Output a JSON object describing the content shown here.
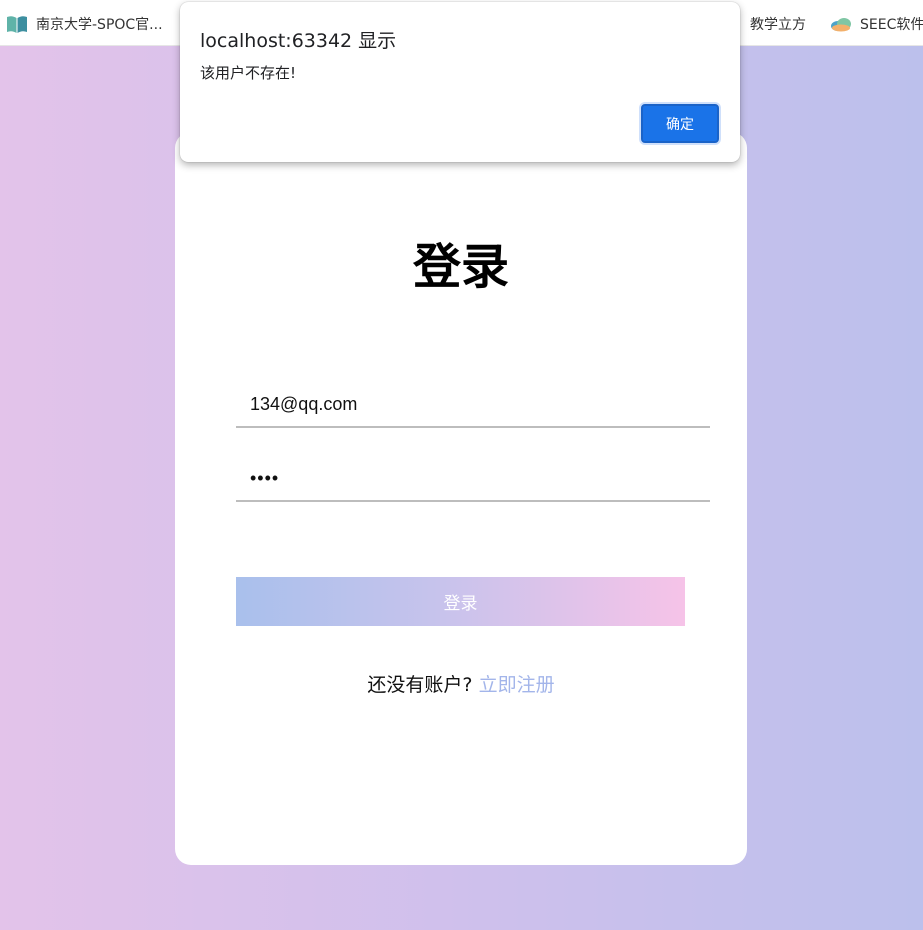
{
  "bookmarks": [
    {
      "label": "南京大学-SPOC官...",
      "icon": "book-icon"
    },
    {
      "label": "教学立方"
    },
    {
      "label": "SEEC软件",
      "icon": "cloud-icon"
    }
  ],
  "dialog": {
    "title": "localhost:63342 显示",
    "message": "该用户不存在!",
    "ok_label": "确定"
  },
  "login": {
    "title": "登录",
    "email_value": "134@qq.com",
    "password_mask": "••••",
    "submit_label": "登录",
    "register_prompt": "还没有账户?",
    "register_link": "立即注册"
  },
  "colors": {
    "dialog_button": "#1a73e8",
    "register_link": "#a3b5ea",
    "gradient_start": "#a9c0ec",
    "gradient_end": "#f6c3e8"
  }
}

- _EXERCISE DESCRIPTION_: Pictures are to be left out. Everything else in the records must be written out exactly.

- _FINISHED EXERCISE_:
Output a JSON object describing the content shown here.
{
  "bookmarks": [
    {
      "label": "南京大学-SPOC官...",
      "icon": "book-icon"
    },
    {
      "label": "教学立方"
    },
    {
      "label": "SEEC软件",
      "icon": "cloud-icon"
    }
  ],
  "dialog": {
    "title": "localhost:63342 显示",
    "message": "该用户不存在!",
    "ok_label": "确定"
  },
  "login": {
    "title": "登录",
    "email_value": "134@qq.com",
    "password_mask": "••••",
    "submit_label": "登录",
    "register_prompt": "还没有账户?",
    "register_link": "立即注册"
  },
  "colors": {
    "dialog_button": "#1a73e8",
    "register_link": "#a3b5ea",
    "gradient_start": "#a9c0ec",
    "gradient_end": "#f6c3e8"
  }
}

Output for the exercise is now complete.